Your instructions:
Every line of the records below that has the word "JSON" should be copied.

Records for this exercise Block Start

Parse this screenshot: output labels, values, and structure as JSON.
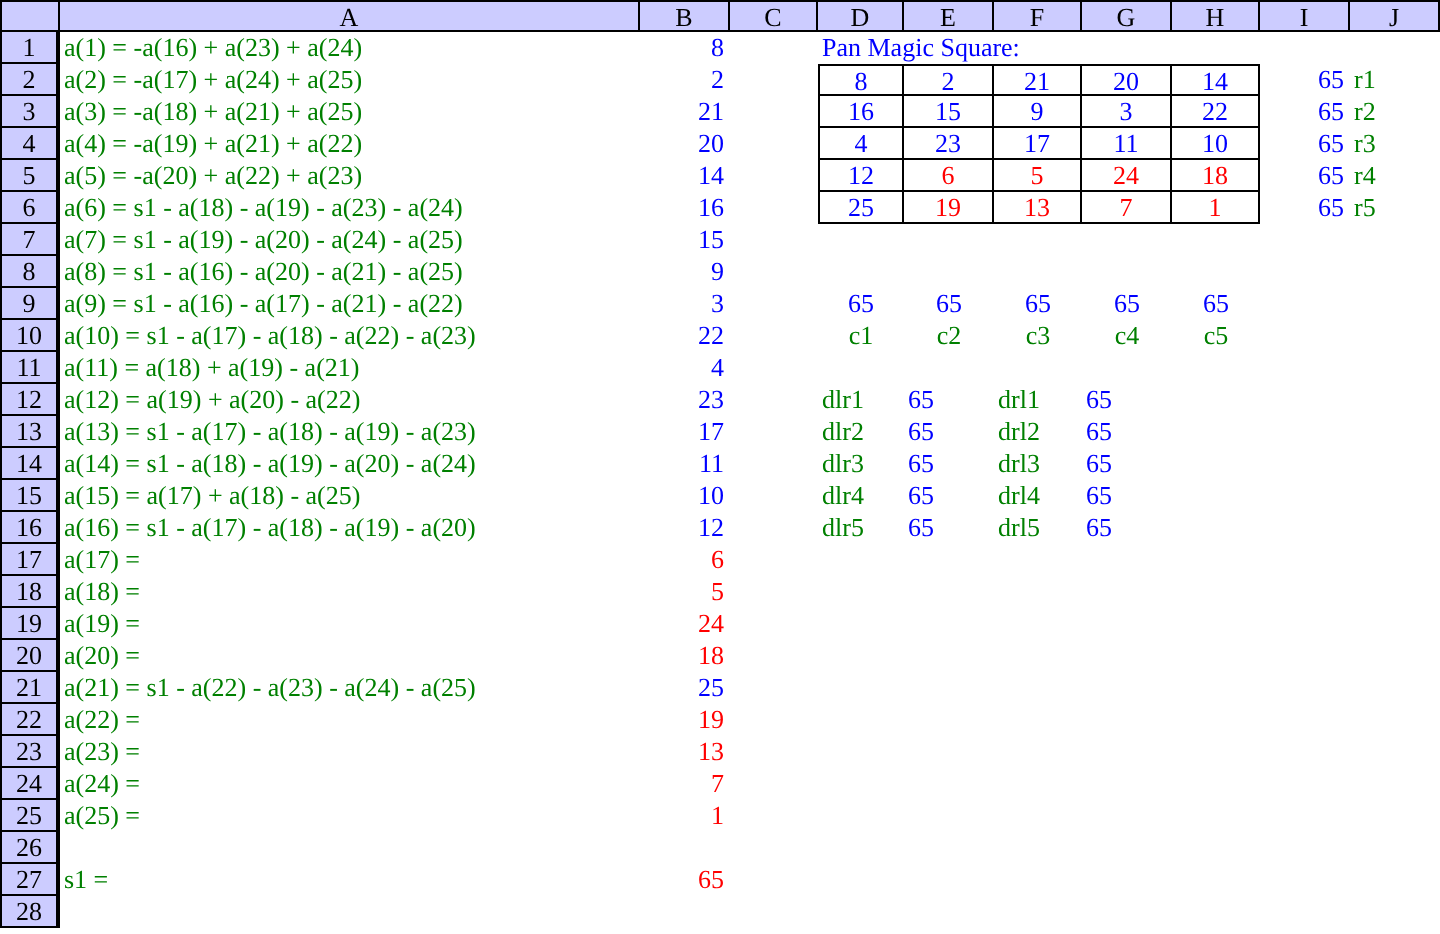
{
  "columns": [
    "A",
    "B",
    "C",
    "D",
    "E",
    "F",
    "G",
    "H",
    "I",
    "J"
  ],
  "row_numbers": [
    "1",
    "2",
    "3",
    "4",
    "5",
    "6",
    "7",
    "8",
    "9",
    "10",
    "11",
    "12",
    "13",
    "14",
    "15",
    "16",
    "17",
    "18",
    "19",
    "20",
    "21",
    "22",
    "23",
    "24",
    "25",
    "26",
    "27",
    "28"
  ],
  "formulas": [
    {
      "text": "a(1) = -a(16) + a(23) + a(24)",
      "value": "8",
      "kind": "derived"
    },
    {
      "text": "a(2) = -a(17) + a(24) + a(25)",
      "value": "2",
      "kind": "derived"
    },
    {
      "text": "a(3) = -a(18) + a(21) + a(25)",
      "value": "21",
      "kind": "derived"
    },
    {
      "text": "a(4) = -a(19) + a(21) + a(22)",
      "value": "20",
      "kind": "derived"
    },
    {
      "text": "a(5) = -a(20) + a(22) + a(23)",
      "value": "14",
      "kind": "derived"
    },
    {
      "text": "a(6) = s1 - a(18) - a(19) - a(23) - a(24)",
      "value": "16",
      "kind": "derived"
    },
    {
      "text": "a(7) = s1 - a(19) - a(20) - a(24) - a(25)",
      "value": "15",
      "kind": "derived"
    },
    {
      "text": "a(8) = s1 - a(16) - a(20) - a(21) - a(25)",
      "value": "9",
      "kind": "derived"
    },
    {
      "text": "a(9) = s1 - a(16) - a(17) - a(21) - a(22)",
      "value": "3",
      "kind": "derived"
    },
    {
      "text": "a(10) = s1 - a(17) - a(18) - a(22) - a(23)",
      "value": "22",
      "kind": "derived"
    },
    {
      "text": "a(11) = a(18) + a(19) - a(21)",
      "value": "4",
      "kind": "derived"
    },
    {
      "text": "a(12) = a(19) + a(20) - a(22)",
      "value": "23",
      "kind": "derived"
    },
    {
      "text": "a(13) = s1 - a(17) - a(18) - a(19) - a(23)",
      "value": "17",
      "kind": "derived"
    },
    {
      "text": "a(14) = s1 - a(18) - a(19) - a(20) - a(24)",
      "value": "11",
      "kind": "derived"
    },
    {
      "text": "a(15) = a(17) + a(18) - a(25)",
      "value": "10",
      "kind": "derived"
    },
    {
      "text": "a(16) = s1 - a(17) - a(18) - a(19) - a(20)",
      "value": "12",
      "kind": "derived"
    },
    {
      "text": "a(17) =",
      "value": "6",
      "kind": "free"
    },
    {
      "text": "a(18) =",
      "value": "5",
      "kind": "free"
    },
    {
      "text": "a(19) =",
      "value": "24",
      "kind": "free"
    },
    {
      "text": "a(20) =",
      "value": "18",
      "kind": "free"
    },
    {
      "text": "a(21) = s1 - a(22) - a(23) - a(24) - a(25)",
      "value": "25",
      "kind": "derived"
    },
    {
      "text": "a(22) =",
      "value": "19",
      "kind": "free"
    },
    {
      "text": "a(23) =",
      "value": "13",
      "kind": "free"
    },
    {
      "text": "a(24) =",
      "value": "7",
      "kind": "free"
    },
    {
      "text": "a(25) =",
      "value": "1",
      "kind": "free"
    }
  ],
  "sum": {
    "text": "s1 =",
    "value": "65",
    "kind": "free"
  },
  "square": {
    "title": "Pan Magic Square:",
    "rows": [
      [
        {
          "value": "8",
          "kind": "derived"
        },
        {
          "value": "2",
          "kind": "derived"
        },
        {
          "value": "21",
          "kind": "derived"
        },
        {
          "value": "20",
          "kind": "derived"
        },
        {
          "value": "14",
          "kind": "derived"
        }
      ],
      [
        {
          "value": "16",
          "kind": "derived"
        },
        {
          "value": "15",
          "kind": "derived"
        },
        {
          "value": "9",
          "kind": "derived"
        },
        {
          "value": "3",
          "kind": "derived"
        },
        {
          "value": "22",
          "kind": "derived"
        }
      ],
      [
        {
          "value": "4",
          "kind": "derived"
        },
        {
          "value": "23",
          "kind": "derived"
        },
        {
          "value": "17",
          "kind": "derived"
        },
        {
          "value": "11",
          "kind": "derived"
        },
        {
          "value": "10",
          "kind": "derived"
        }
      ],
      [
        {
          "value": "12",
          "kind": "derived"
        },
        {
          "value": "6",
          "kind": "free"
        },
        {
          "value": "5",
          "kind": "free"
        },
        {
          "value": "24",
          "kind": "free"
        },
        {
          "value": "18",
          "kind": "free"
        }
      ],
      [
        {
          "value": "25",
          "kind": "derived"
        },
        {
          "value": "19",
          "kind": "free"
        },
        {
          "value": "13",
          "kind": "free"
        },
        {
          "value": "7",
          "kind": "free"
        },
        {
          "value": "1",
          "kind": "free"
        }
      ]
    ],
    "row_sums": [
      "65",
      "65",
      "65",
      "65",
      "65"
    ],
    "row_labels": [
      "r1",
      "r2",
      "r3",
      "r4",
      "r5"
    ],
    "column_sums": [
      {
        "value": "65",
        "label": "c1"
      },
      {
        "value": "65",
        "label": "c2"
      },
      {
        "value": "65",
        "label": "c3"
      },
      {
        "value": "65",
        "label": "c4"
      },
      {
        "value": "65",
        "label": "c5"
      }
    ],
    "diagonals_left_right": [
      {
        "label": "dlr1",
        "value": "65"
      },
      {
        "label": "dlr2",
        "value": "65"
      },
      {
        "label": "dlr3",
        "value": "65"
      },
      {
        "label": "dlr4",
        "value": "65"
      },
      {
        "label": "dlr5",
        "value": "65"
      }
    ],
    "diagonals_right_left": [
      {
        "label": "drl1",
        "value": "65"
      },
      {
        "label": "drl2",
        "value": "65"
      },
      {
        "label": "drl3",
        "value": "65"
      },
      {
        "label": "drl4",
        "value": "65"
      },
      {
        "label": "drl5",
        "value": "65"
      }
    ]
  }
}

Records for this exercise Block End
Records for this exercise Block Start

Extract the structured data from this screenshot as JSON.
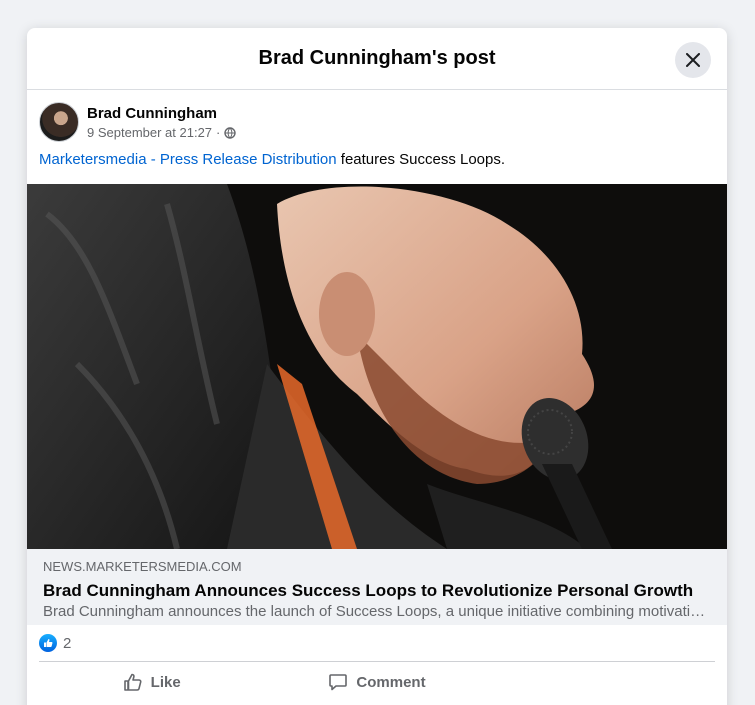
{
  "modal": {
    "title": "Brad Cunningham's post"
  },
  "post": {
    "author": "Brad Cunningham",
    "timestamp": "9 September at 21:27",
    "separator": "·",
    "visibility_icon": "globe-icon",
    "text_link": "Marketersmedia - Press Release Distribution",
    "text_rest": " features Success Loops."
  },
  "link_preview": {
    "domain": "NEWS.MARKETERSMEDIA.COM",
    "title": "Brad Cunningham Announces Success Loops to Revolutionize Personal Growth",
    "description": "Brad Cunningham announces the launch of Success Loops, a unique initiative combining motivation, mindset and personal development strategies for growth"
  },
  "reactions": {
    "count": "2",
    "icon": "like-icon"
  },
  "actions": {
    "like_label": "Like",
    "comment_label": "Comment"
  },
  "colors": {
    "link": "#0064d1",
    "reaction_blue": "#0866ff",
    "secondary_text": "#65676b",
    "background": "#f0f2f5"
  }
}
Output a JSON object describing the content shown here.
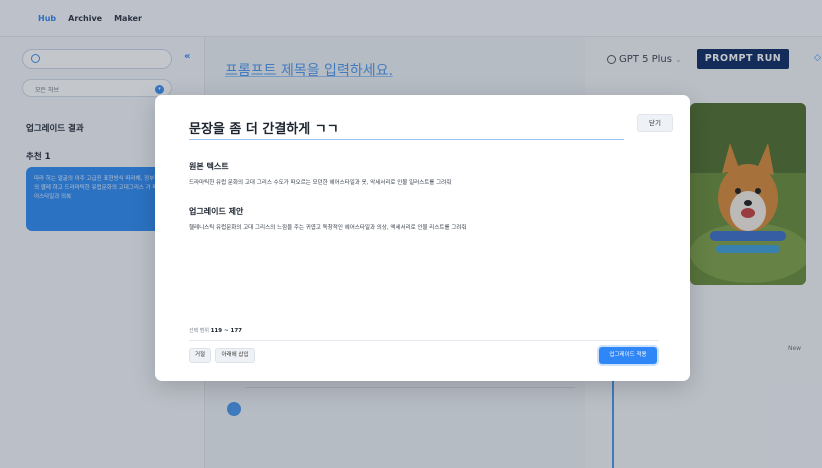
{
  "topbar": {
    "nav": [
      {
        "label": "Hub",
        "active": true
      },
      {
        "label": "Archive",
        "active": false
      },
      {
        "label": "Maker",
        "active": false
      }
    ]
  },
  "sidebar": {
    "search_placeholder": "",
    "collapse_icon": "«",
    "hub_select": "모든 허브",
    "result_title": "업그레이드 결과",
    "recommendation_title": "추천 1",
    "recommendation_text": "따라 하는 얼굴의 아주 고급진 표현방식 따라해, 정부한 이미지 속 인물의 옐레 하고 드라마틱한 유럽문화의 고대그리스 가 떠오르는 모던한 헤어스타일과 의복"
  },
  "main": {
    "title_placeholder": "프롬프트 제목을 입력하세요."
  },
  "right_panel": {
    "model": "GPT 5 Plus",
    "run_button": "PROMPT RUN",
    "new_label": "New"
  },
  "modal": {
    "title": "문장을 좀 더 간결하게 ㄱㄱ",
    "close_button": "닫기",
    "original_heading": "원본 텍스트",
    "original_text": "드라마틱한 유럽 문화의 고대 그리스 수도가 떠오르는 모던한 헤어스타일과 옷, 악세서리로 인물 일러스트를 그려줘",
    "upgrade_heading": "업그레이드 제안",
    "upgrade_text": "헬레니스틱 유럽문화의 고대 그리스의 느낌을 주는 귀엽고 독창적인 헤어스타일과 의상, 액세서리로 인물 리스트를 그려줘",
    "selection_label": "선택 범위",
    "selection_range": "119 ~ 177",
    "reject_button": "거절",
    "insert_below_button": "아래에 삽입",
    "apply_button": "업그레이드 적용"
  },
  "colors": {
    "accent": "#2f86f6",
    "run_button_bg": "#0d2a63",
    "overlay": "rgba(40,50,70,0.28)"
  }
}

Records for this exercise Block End
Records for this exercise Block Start

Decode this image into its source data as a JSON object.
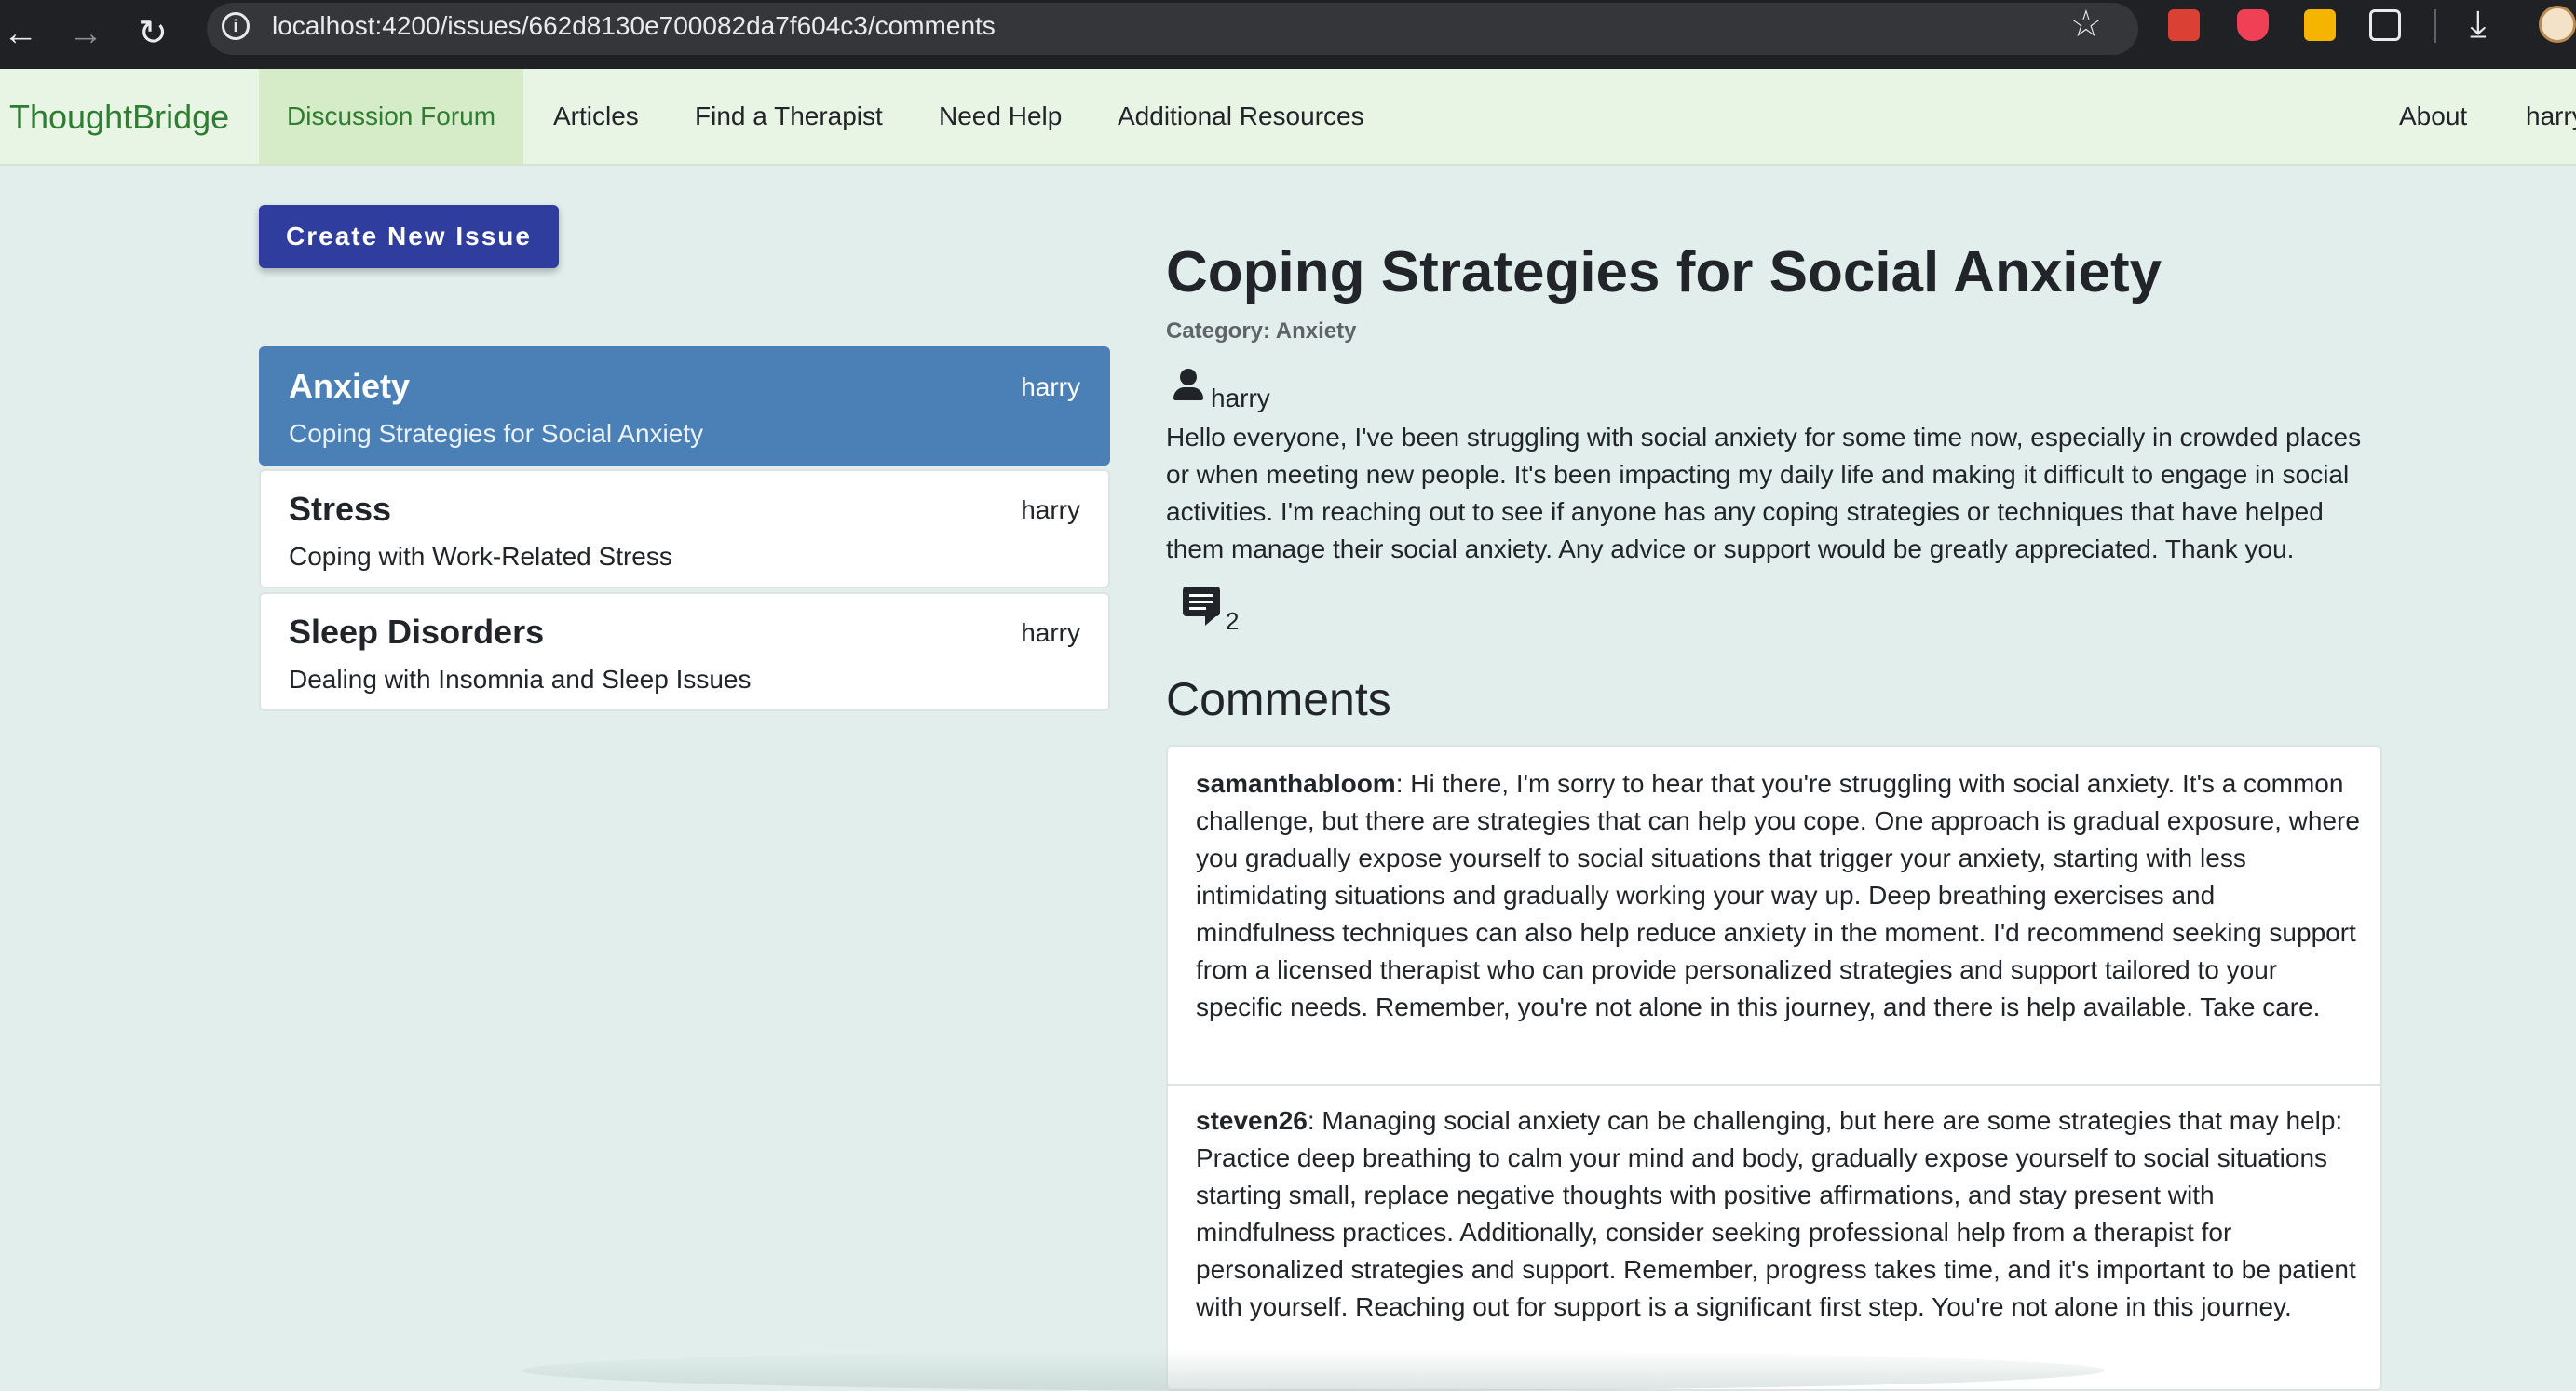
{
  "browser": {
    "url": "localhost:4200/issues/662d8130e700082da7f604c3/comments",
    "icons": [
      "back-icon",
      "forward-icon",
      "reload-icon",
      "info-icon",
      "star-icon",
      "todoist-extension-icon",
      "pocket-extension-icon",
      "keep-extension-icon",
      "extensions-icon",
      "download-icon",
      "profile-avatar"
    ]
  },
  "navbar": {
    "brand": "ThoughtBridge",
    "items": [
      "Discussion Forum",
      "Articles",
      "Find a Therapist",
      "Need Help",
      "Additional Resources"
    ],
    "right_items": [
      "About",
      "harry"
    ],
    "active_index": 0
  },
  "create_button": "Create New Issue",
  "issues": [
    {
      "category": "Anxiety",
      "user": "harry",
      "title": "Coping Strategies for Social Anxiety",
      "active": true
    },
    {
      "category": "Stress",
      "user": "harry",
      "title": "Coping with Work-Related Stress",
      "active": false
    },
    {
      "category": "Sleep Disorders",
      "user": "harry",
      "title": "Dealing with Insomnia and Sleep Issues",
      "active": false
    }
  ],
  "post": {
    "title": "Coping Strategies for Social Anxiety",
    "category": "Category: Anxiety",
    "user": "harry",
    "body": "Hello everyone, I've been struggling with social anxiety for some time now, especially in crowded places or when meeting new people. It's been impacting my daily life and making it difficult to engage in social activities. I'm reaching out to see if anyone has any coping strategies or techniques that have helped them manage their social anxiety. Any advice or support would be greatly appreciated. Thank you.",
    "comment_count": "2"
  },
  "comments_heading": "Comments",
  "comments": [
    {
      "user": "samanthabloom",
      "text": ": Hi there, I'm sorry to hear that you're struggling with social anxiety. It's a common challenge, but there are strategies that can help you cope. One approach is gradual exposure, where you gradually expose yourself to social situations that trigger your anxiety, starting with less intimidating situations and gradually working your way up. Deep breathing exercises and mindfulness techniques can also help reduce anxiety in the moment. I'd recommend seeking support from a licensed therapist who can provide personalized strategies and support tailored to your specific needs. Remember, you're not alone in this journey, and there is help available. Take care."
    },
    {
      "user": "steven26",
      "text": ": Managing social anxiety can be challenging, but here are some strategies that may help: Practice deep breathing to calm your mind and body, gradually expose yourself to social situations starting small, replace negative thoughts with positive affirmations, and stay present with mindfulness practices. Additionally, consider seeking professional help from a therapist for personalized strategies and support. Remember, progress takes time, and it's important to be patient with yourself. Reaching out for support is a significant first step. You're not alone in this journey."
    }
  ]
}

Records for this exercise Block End

Completed exercise:
Parse this screenshot: output labels, values, and structure as JSON.
Extract the structured data from this screenshot as JSON.
Output a JSON object describing the content shown here.
Decode this image into its source data as a JSON object.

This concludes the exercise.